TASK DIRECTIONS -
Output the data as it stands. Each line must match exactly.

Interface dataset entries:
————

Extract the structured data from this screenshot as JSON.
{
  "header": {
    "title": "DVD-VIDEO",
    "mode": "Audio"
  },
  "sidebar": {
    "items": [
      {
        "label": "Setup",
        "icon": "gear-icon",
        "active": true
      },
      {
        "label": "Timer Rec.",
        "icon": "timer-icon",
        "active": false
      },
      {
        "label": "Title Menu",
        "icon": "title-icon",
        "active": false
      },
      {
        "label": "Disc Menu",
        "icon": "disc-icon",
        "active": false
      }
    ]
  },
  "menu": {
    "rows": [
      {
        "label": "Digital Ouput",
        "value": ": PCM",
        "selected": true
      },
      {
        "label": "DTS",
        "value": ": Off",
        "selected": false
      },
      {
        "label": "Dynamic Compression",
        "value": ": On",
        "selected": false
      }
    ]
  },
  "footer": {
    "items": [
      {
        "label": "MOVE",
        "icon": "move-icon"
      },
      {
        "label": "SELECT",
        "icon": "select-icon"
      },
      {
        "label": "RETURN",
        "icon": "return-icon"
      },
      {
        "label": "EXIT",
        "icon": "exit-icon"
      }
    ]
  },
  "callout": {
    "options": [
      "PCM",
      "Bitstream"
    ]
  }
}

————

RESPONSE -
Extract the structured data from this screenshot as JSON.
{
  "header": {
    "title": "DVD-VIDEO",
    "mode": "Audio"
  },
  "sidebar": {
    "items": [
      {
        "label": "Setup",
        "icon": "gear-icon",
        "active": true
      },
      {
        "label": "Timer Rec.",
        "icon": "timer-icon",
        "active": false
      },
      {
        "label": "Title Menu",
        "icon": "title-icon",
        "active": false
      },
      {
        "label": "Disc Menu",
        "icon": "disc-icon",
        "active": false
      }
    ]
  },
  "menu": {
    "rows": [
      {
        "label": "Digital Ouput",
        "value": ": PCM",
        "selected": true
      },
      {
        "label": "DTS",
        "value": ": Off",
        "selected": false
      },
      {
        "label": "Dynamic Compression",
        "value": ": On",
        "selected": false
      }
    ]
  },
  "footer": {
    "items": [
      {
        "label": "MOVE",
        "icon": "move-icon"
      },
      {
        "label": "SELECT",
        "icon": "select-icon"
      },
      {
        "label": "RETURN",
        "icon": "return-icon"
      },
      {
        "label": "EXIT",
        "icon": "exit-icon"
      }
    ]
  },
  "callout": {
    "options": [
      "PCM",
      "Bitstream"
    ]
  }
}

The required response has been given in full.